An Argentine judge on Nov. 8 embargoed the assets of Chevron corporation in the country, in a win for plaintiffs trying to collect on a $19 billion judgment against the company in Ecuador for environmental damage in the Amazon rainforest. Judge Adrian Elcuj Miranda upheld a petition filed by an Ecuadoran court under terms of a regional pact, the Inter-American Treaty of Extraterritorial Enforcement of Sentencies. The embargo covers 100% of local subsidiary Chevron Argentina's stock—valued at roughly $2 billion—as well as its 14% stake in the company Oleoductos del Valle, 40% of the company's oil sales to refineries, and 40% of the funds it has deposited in Argentine banks. Chevron is the fourth-largest oil producer in Argentina, with output of 35,000 barrels per day in 2011.

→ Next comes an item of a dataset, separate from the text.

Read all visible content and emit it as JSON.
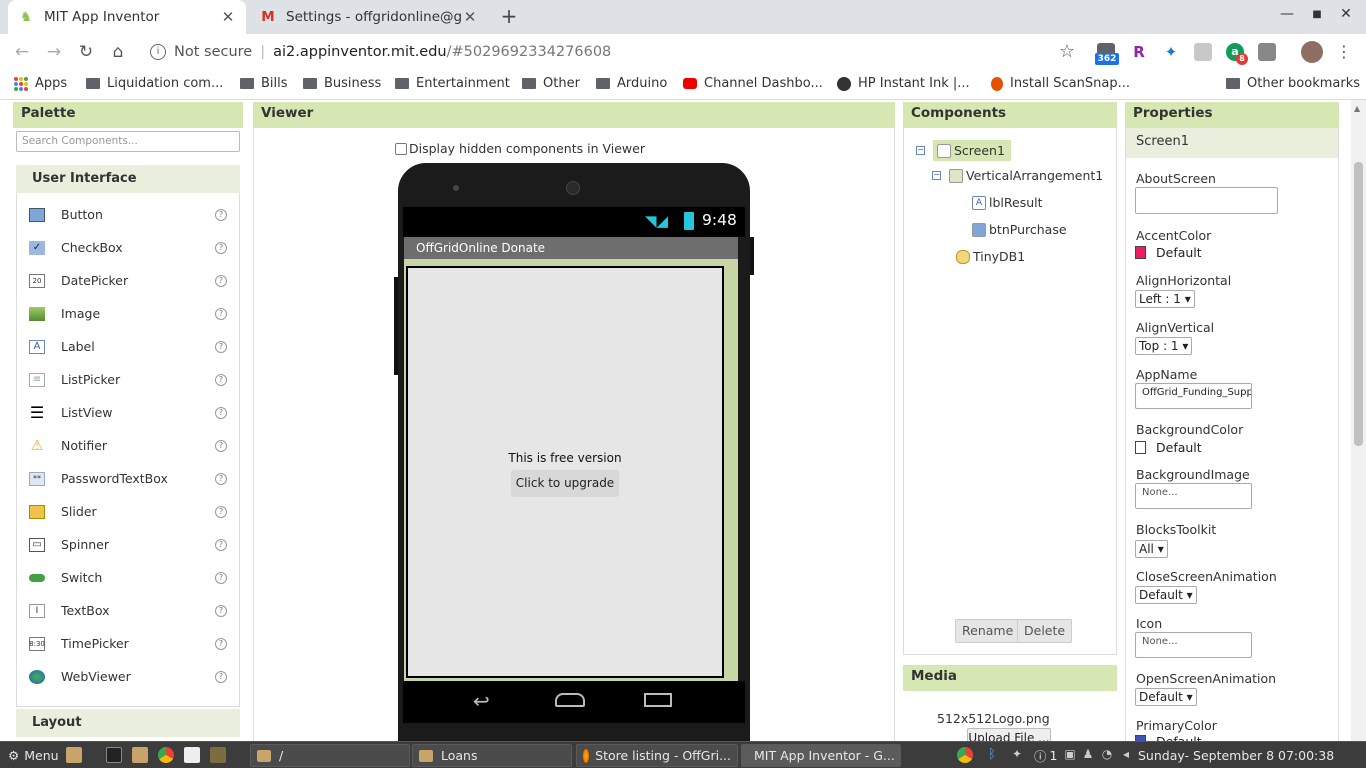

On Oct. 9, the US Supreme Court declined to hear Chevron corporation's bid to block global enforcement of a $19 billion judgment by a court in Ecuador, a victory for 30,000 rainforest dwellers who brought litigation over the pollution of their lands. Chevron had asked the high court to uphold an injunction imposed in March 2010 by US Judge Lewis Kaplan in New York that would have barred worldwide enforcement of Ecuador's judgment. That injunction was overturned in January by the US Second Circuit Court of Appeals, which ruled that the oil company could challenge the Ecuadoran judgement "only defensively, in response to attempted enforcement," which the rainforest dwellers had not attempted and might never attempt in New York. The Supreme Court's rejection of the case lets the Second Circuit decision stand.

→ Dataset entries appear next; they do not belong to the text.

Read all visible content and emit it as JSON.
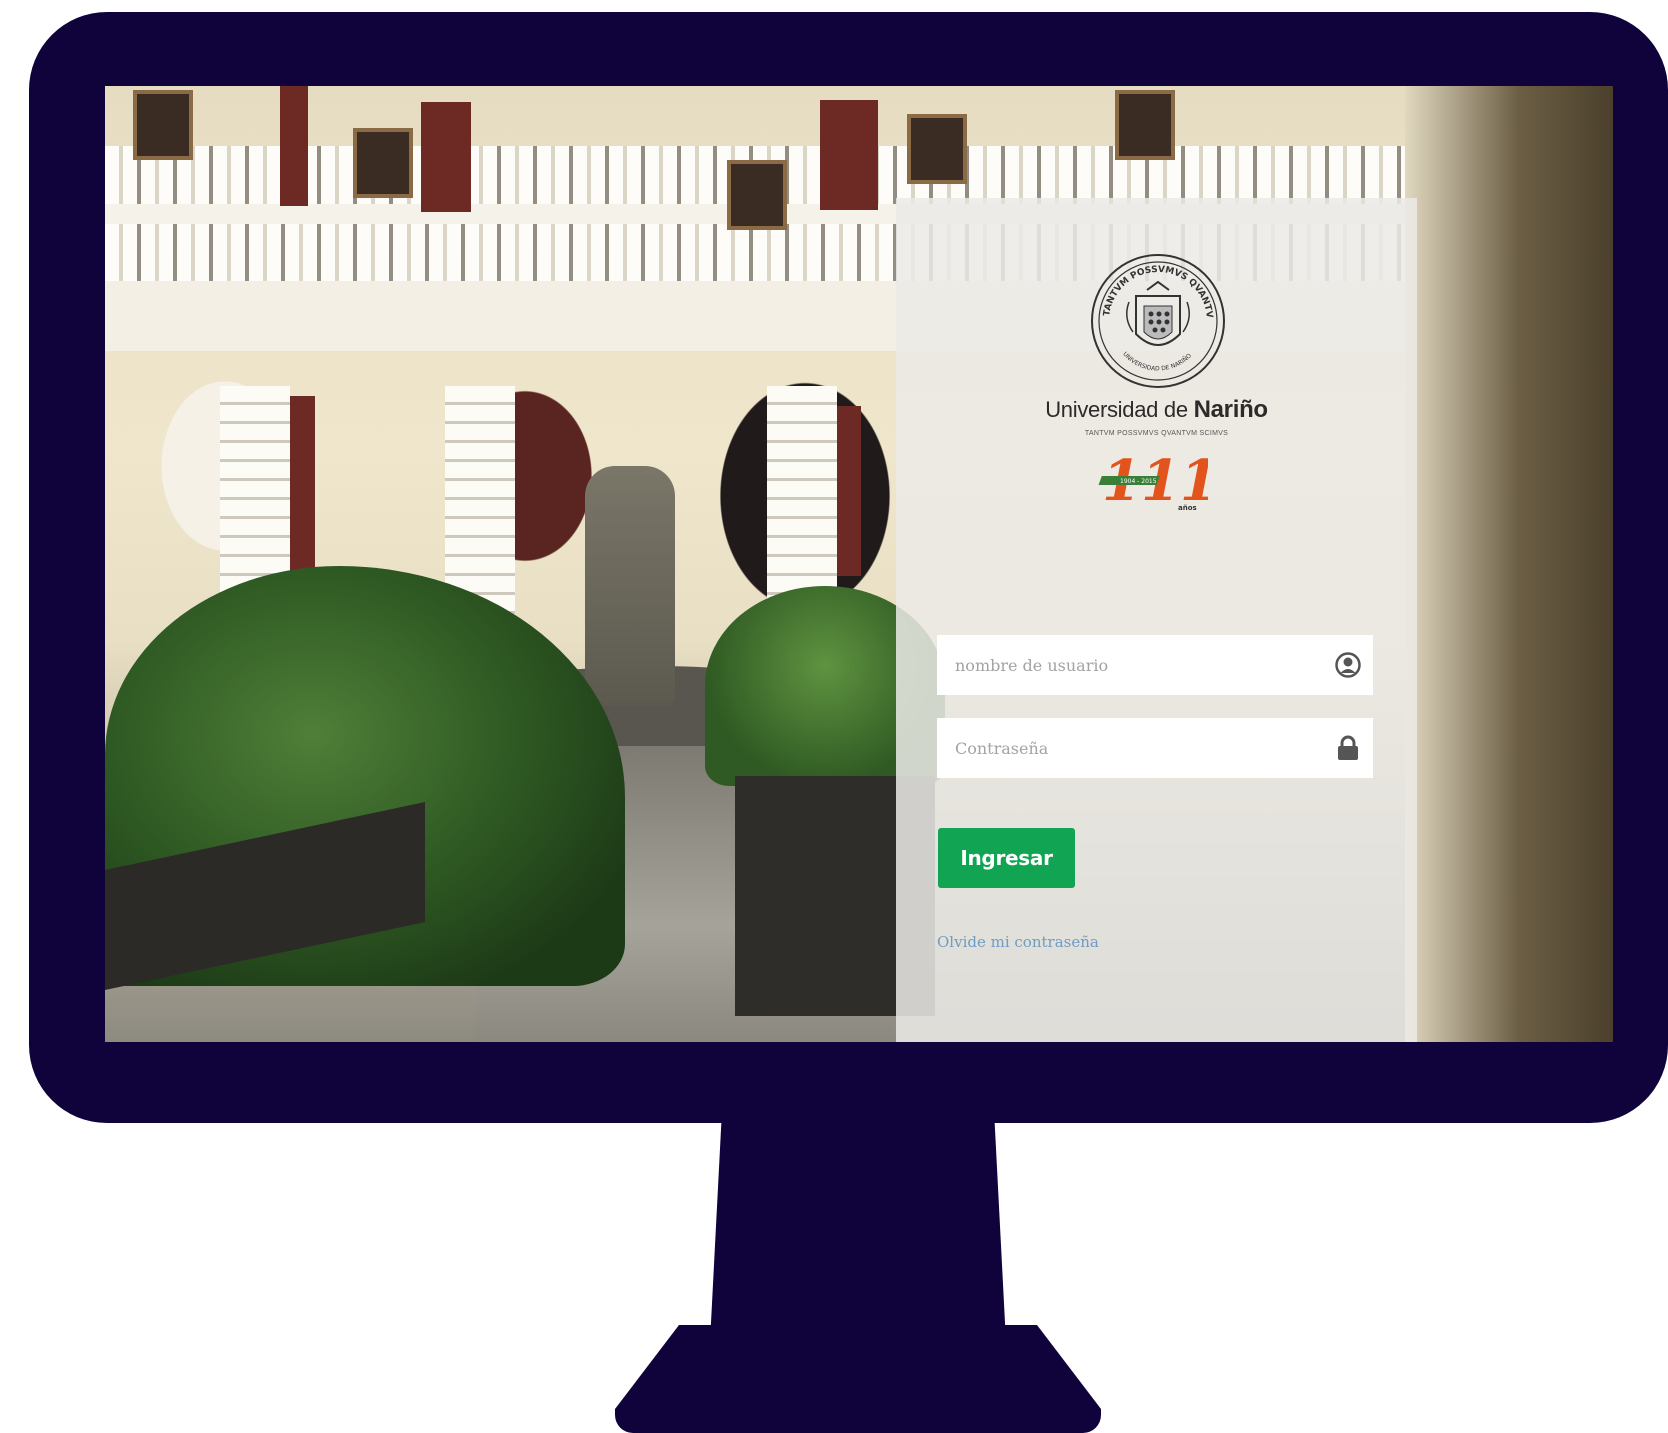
{
  "university": {
    "name_prefix": "Universidad de ",
    "name_bold": "Nariño",
    "motto": "TANTVM POSSVMVS QVANTVM SCIMVS",
    "seal_top_text": "TANTVM POSSVMVS QVANTVM SCIMVS",
    "seal_bottom_text": "UNIVERSIDAD DE NARIÑO",
    "anniversary_number": "111",
    "anniversary_years": "1904 - 2015",
    "anniversary_word": "años"
  },
  "login": {
    "username_placeholder": "nombre de usuario",
    "username_value": "",
    "password_placeholder": "Contraseña",
    "password_value": "",
    "submit_label": "Ingresar",
    "forgot_label": "Olvide mi contraseña"
  },
  "icons": {
    "username": "user-circle-icon",
    "password": "lock-icon"
  },
  "colors": {
    "monitor": "#10033b",
    "button": "#11a553",
    "link": "#6f9cc4",
    "panel": "#ebeae7"
  }
}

Four Nigerian residents and an advocacy group told a Dutch court on Oct. 11 that Shell should be held liable for damage from oil pollution in the Niger Delta. The suit, which was filed by the four villagers and Friends of the Earth Netherlands in 2008, is the first time a Dutch company has been sued for the alleged misconduct of its foreign subsidiary. Shell has maintained throughout the trial that the case should be heard in Nigeria and that the Dutch court does not have jurisdiction. Friends of the Earth Netherlands says that the case could set an international precedent encouraging victims of pollution by Western corporations to sue in the Netherlands and other nations in the EU, noting that there are hundreds of thousands of pollution victims in Nigeria alone. Shell argues that the pollution damage was caused by thieves who sabotaged the oil lines and that its local subsidiary fulfilled its duty in cleaning up the spills. A verdict in this case is expected by early 2013.
Venezuela's state oil company PDVSA has confirmed an oil spill reported by Curaçao authorities on August 17 at the autonomous Dutch territory's Isle refinery, which is operated by the Venezuelan parastatal. PDVSA said Aug. 30 that is has been working with local authorities to contain the spill. But local environmental organizations charge that PDVSA responded late to the emergency. Peter van Leeuwen, chair of Clean Environment on Curaçao (SMOC), asserted that neither PDVSA nor the territory's government had contingency plans in place for such a disaster, and stated that the island's Jan Kok nature preserve, a critical flamingo habitat, has been impacted. "This is probably the biggest disaster in Curaçao," he said. "The whole area of Jan Kok is black. The birds are black. The crabs are black. The plants are black. Everything is draped in oil." (El Universal, Caracas, Aug. 30; AP, Aug. 27)
Gunmen attacked two ships off the coast of Nigeria's oil-rich southern delta Aug. 4, killing two naval troops protecting the vessels and seizing four foreign workers before fleeing. Six naval troops were aboard the vessel, which belongs to the Sea Truck oil services company. The Nigerian navy has dispatched boats and a helicopter to the area. Sporadic attacks on oil infrastructure in the Niger Delta have continued despite a 2009 amnesty for militant groups. (AP, Radio Netherlands, Aug. 4)
A federal court in Brazil on Aug. 1 ordered Chevron and drilling company Transocean to suspend all oil drilling in the country within 30 days in the wake of two oil spills off the coast of Rio de Janeiro. A judge for Brazil's Regional Federal Court of the Second Region ruled that each company must pay 500 million reals, or $244 million, for every day that they do not comply with the suspension. In November, a Chevron appraisal well leaked 155,000 gallons of oil. In March, oil started leaking again from the well and Chevron suspended production in that oil field. In its ruling, the court rationalized that two oil spills in the span of four months demonstrated that Chevron and Transocean cannot operate the wells safely. Chevron plans to appeal the ruling, saying that it complied with all applicable laws and industry standards.